## Instructions to follow
Copy the records word for word, omitting all pictures.

=====

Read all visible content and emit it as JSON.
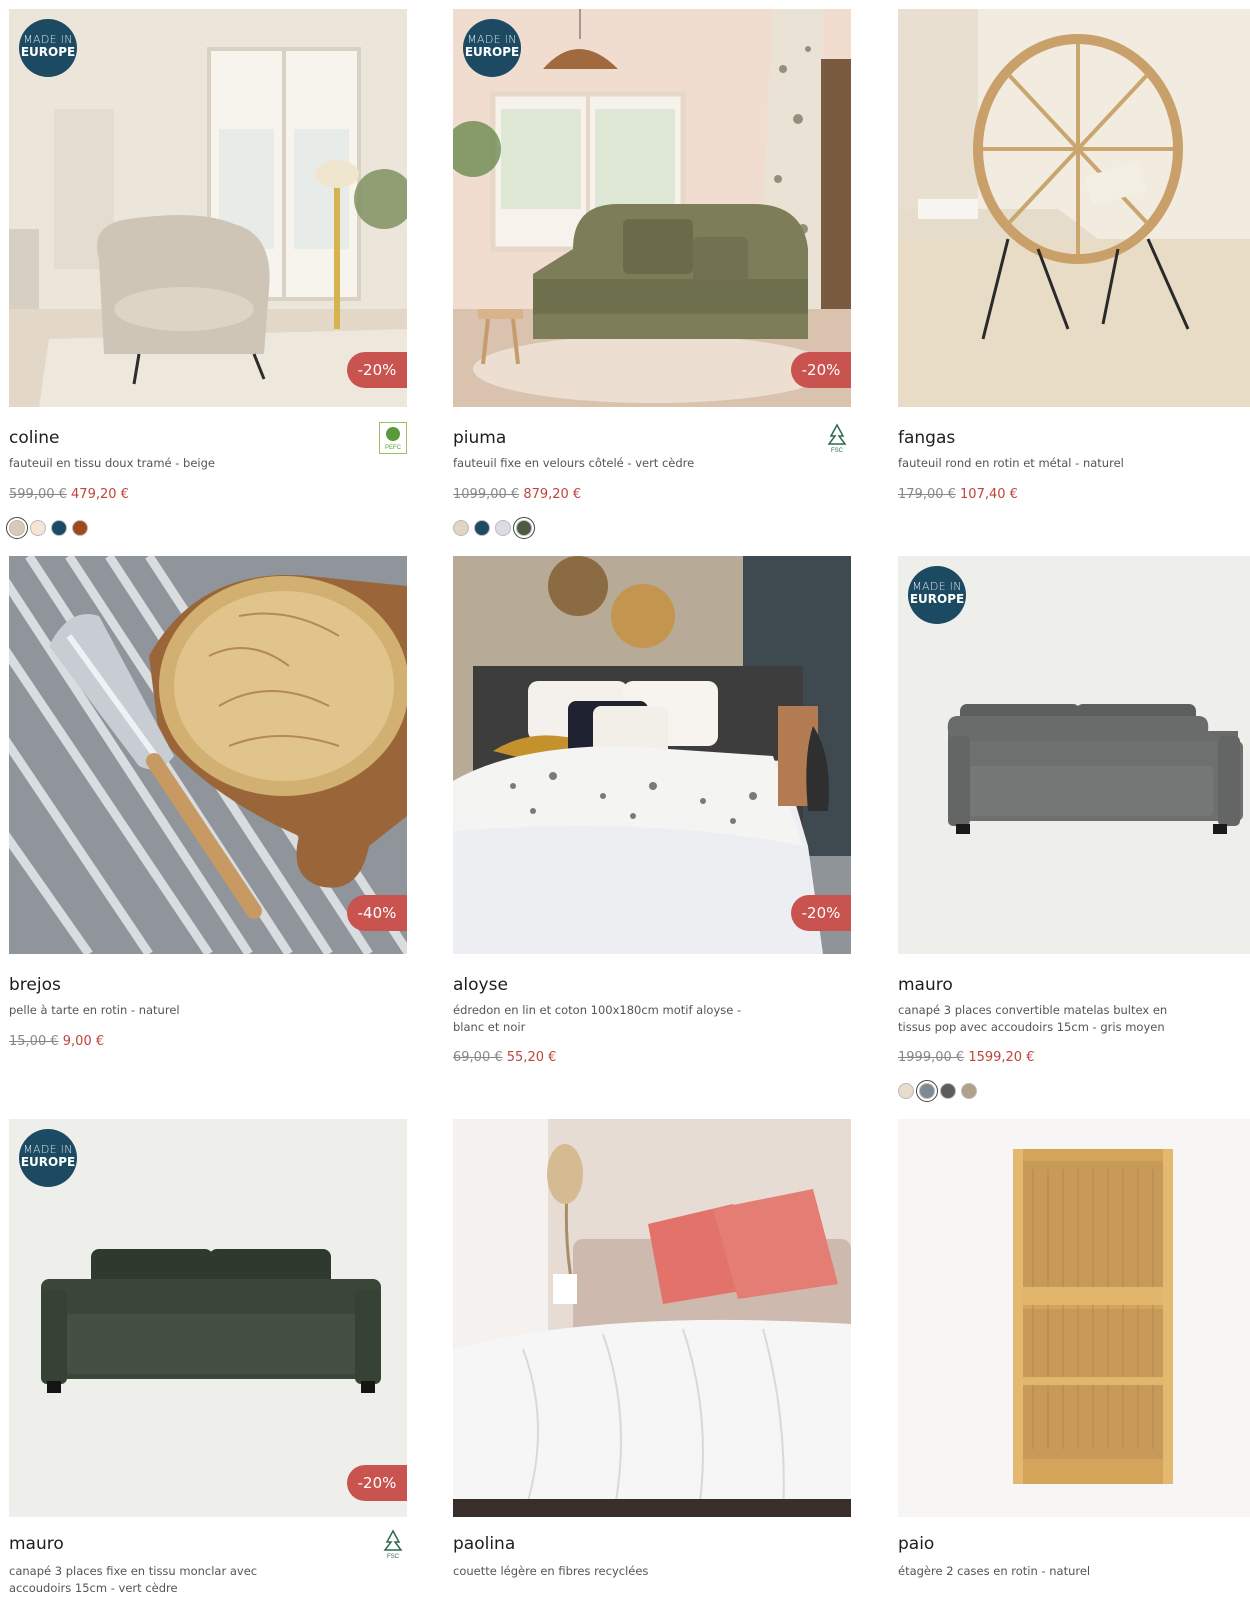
{
  "badges": {
    "made_in_l1": "MADE IN",
    "made_in_l2": "EUROPE"
  },
  "products": [
    {
      "name": "coline",
      "desc": "fauteuil en tissu doux tramé - beige",
      "old": "599,00 €",
      "new": "479,20 €",
      "discount": "-20%",
      "swatches": [
        "#d8cbb6",
        "#f3e6d6",
        "#1d4a63",
        "#a14a1d"
      ],
      "selected": 0,
      "cert": "pefc-icon"
    },
    {
      "name": "piuma",
      "desc": "fauteuil fixe en velours côtelé - vert cèdre",
      "old": "1099,00 €",
      "new": "879,20 €",
      "discount": "-20%",
      "swatches": [
        "#e2d4c1",
        "#1d4a63",
        "#d9dde2",
        "#4e5a44"
      ],
      "selected": 3,
      "cert": "fsc-icon"
    },
    {
      "name": "fangas",
      "desc": "fauteuil rond en rotin et métal - naturel",
      "old": "179,00 €",
      "new": "107,40 €",
      "discount": ""
    },
    {
      "name": "brejos",
      "desc": "pelle à tarte en rotin - naturel",
      "old": "15,00 €",
      "new": "9,00 €",
      "discount": "-40%"
    },
    {
      "name": "aloyse",
      "desc": "édredon en lin et coton 100x180cm motif aloyse - blanc et noir",
      "old": "69,00 €",
      "new": "55,20 €",
      "discount": "-20%"
    },
    {
      "name": "mauro",
      "desc": "canapé 3 places convertible matelas bultex en tissus pop avec accoudoirs 15cm - gris moyen",
      "old": "1999,00 €",
      "new": "1599,20 €",
      "discount": "",
      "swatches": [
        "#e8dccb",
        "#7d8a92",
        "#5c5c5c",
        "#b1a08a"
      ],
      "selected": 1
    },
    {
      "name": "mauro",
      "desc": "canapé 3 places fixe en tissu monclar avec accoudoirs 15cm - vert cèdre",
      "discount": "-20%",
      "cert": "fsc-icon"
    },
    {
      "name": "paolina",
      "desc": "couette légère en fibres recyclées"
    },
    {
      "name": "paio",
      "desc": "étagère 2 cases en rotin - naturel"
    }
  ],
  "cert_labels": {
    "pefc": "PEFC",
    "fsc": "FSC"
  }
}
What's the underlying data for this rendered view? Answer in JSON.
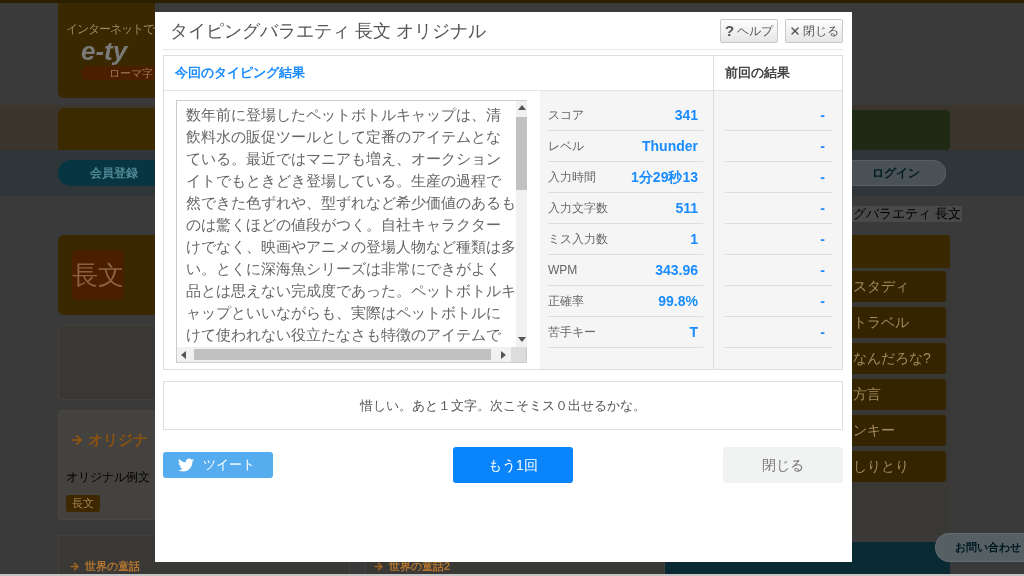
{
  "background": {
    "logo": {
      "tagline": "インターネットで",
      "wordmark": "e-ty",
      "badge": "ローマ字"
    },
    "register_button": "会員登録",
    "login_button": "ログイン",
    "category_tile": "長文",
    "category_card": {
      "title": "オリジナ",
      "description": "オリジナル例文",
      "tag": "長文"
    },
    "story_cards": [
      {
        "title": "世界の童話"
      },
      {
        "title": "世界の童話2"
      }
    ],
    "breadcrumb": "グバラエティ 長文",
    "menu_items": [
      {
        "label": "スタディ"
      },
      {
        "label": "トラベル"
      },
      {
        "label": "なんだろな?"
      },
      {
        "label": "方言"
      },
      {
        "label": "ンキー"
      },
      {
        "label": "しりとり"
      }
    ],
    "contact_button": "お問い合わせ"
  },
  "dialog": {
    "title": "タイピングバラエティ 長文 オリジナル",
    "header_buttons": [
      {
        "kind": "help",
        "symbol": "?",
        "label": "ヘルプ"
      },
      {
        "kind": "close",
        "label": "閉じる"
      }
    ],
    "current_heading": "今回のタイピング結果",
    "previous_heading": "前回の結果",
    "passage_lines": [
      "数年前に登場したペットボトルキャップは、清",
      "飲料水の販促ツールとして定番のアイテムとな",
      "ている。最近ではマニアも増え、オークション",
      "イトでもときどき登場している。生産の過程で",
      "然できた色ずれや、型ずれなど希少価値のあるも",
      "のは驚くほどの値段がつく。自社キャラクター",
      "けでなく、映画やアニメの登場人物など種類は多",
      "い。とくに深海魚シリーズは非常にできがよく",
      "品とは思えない完成度であった。ペットボトルキ",
      "ャップといいながらも、実際はペットボトルに",
      "けて使われない役立たなさも特徴のアイテムで"
    ],
    "stats": [
      {
        "label": "スコア",
        "value": "341",
        "previous": "-"
      },
      {
        "label": "レベル",
        "value": "Thunder",
        "previous": "-"
      },
      {
        "label": "入力時間",
        "value": "1分29秒13",
        "previous": "-"
      },
      {
        "label": "入力文字数",
        "value": "511",
        "previous": "-"
      },
      {
        "label": "ミス入力数",
        "value": "1",
        "previous": "-"
      },
      {
        "label": "WPM",
        "value": "343.96",
        "previous": "-"
      },
      {
        "label": "正確率",
        "value": "99.8%",
        "previous": "-"
      },
      {
        "label": "苦手キー",
        "value": "T",
        "previous": "-"
      }
    ],
    "message": "惜しい。あと１文字。次こそミス０出せるかな。",
    "buttons": [
      {
        "kind": "tweet",
        "label": "ツイート"
      },
      {
        "kind": "retry",
        "label": "もう1回"
      },
      {
        "kind": "close",
        "label": "閉じる"
      }
    ]
  }
}
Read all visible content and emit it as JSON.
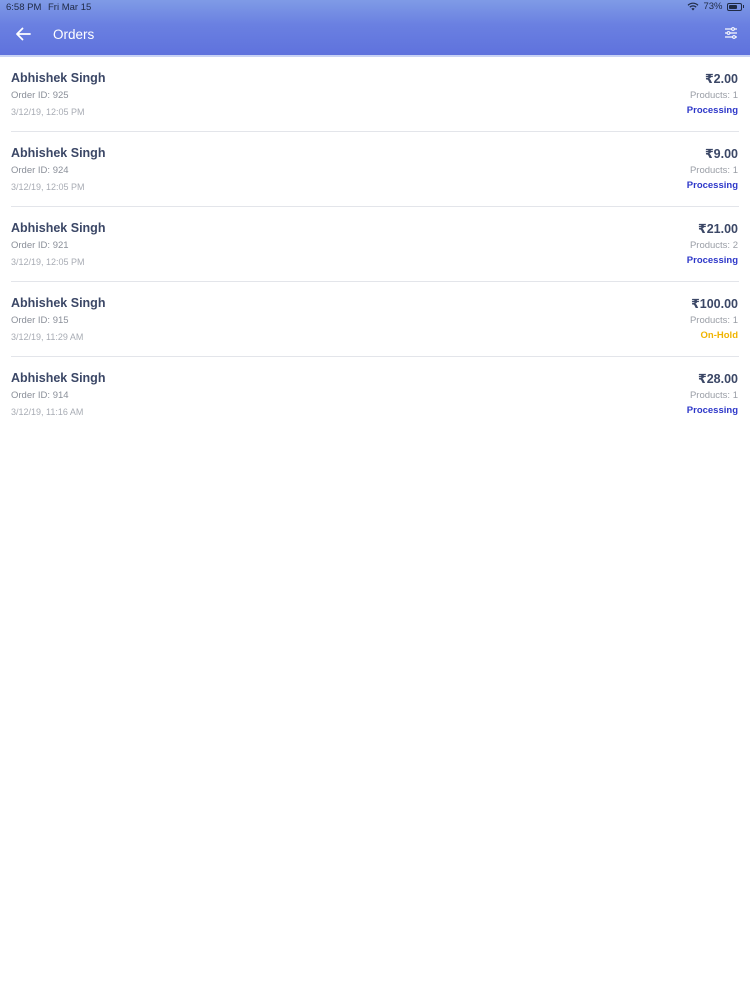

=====

## Expected output
Read all visible content and emit it as JSON.
{
  "badges": {
    "made_in_l1": "MADE IN",
    "made_in_l2": "EUROPE"
  },
  "products": [
    {
      "name": "coline",
      "desc": "fauteuil en tissu doux tramé - beige",
      "old": "599,00 €",
      "new": "479,20 €",
      "discount": "-20%",
      "swatches": [
        "#d8cbb6",
        "#f3e6d6",
        "#1d4a63",
        "#a14a1d"
      ],
      "selected": 0,
      "cert": "pefc-icon"
    },
    {
      "name": "piuma",
      "desc": "fauteuil fixe en velours côtelé - vert cèdre",
      "old": "1099,00 €",
      "new": "879,20 €",
      "discount": "-20%",
      "swatches": [
        "#e2d4c1",
        "#1d4a63",
        "#d9dde2",
        "#4e5a44"
      ],
      "selected": 3,
      "cert": "fsc-icon"
    },
    {
      "name": "fangas",
      "desc": "fauteuil rond en rotin et métal - naturel",
      "old": "179,00 €",
      "new": "107,40 €",
      "discount": ""
    },
    {
      "name": "brejos",
      "desc": "pelle à tarte en rotin - naturel",
      "old": "15,00 €",
      "new": "9,00 €",
      "discount": "-40%"
    },
    {
      "name": "aloyse",
      "desc": "édredon en lin et coton 100x180cm motif aloyse - blanc et noir",
      "old": "69,00 €",
      "new": "55,20 €",
      "discount": "-20%"
    },
    {
      "name": "mauro",
      "desc": "canapé 3 places convertible matelas bultex en tissus pop avec accoudoirs 15cm - gris moyen",
      "old": "1999,00 €",
      "new": "1599,20 €",
      "discount": "",
      "swatches": [
        "#e8dccb",
        "#7d8a92",
        "#5c5c5c",
        "#b1a08a"
      ],
      "selected": 1
    },
    {
      "name": "mauro",
      "desc": "canapé 3 places fixe en tissu monclar avec accoudoirs 15cm - vert cèdre",
      "discount": "-20%",
      "cert": "fsc-icon"
    },
    {
      "name": "paolina",
      "desc": "couette légère en fibres recyclées"
    },
    {
      "name": "paio",
      "desc": "étagère 2 cases en rotin - naturel"
    }
  ],
  "cert_labels": {
    "pefc": "PEFC",
    "fsc": "FSC"
  }
}
What's the underlying data for this rendered view? Answer in JSON.
{
  "background": {
    "logo": {
      "tagline": "インターネットで",
      "wordmark": "e-ty",
      "badge": "ローマ字"
    },
    "register_button": "会員登録",
    "login_button": "ログイン",
    "category_tile": "長文",
    "category_card": {
      "title": "オリジナ",
      "description": "オリジナル例文",
      "tag": "長文"
    },
    "story_cards": [
      {
        "title": "世界の童話"
      },
      {
        "title": "世界の童話2"
      }
    ],
    "breadcrumb": "グバラエティ 長文",
    "menu_items": [
      {
        "label": "スタディ"
      },
      {
        "label": "トラベル"
      },
      {
        "label": "なんだろな?"
      },
      {
        "label": "方言"
      },
      {
        "label": "ンキー"
      },
      {
        "label": "しりとり"
      }
    ],
    "contact_button": "お問い合わせ"
  },
  "dialog": {
    "title": "タイピングバラエティ 長文 オリジナル",
    "header_buttons": [
      {
        "kind": "help",
        "symbol": "?",
        "label": "ヘルプ"
      },
      {
        "kind": "close",
        "label": "閉じる"
      }
    ],
    "current_heading": "今回のタイピング結果",
    "previous_heading": "前回の結果",
    "passage_lines": [
      "数年前に登場したペットボトルキャップは、清",
      "飲料水の販促ツールとして定番のアイテムとな",
      "ている。最近ではマニアも増え、オークション",
      "イトでもときどき登場している。生産の過程で",
      "然できた色ずれや、型ずれなど希少価値のあるも",
      "のは驚くほどの値段がつく。自社キャラクター",
      "けでなく、映画やアニメの登場人物など種類は多",
      "い。とくに深海魚シリーズは非常にできがよく",
      "品とは思えない完成度であった。ペットボトルキ",
      "ャップといいながらも、実際はペットボトルに",
      "けて使われない役立たなさも特徴のアイテムで"
    ],
    "stats": [
      {
        "label": "スコア",
        "value": "341",
        "previous": "-"
      },
      {
        "label": "レベル",
        "value": "Thunder",
        "previous": "-"
      },
      {
        "label": "入力時間",
        "value": "1分29秒13",
        "previous": "-"
      },
      {
        "label": "入力文字数",
        "value": "511",
        "previous": "-"
      },
      {
        "label": "ミス入力数",
        "value": "1",
        "previous": "-"
      },
      {
        "label": "WPM",
        "value": "343.96",
        "previous": "-"
      },
      {
        "label": "正確率",
        "value": "99.8%",
        "previous": "-"
      },
      {
        "label": "苦手キー",
        "value": "T",
        "previous": "-"
      }
    ],
    "message": "惜しい。あと１文字。次こそミス０出せるかな。",
    "buttons": [
      {
        "kind": "tweet",
        "label": "ツイート"
      },
      {
        "kind": "retry",
        "label": "もう1回"
      },
      {
        "kind": "close",
        "label": "閉じる"
      }
    ]
  }
}
Read all visible content and emit it as JSON.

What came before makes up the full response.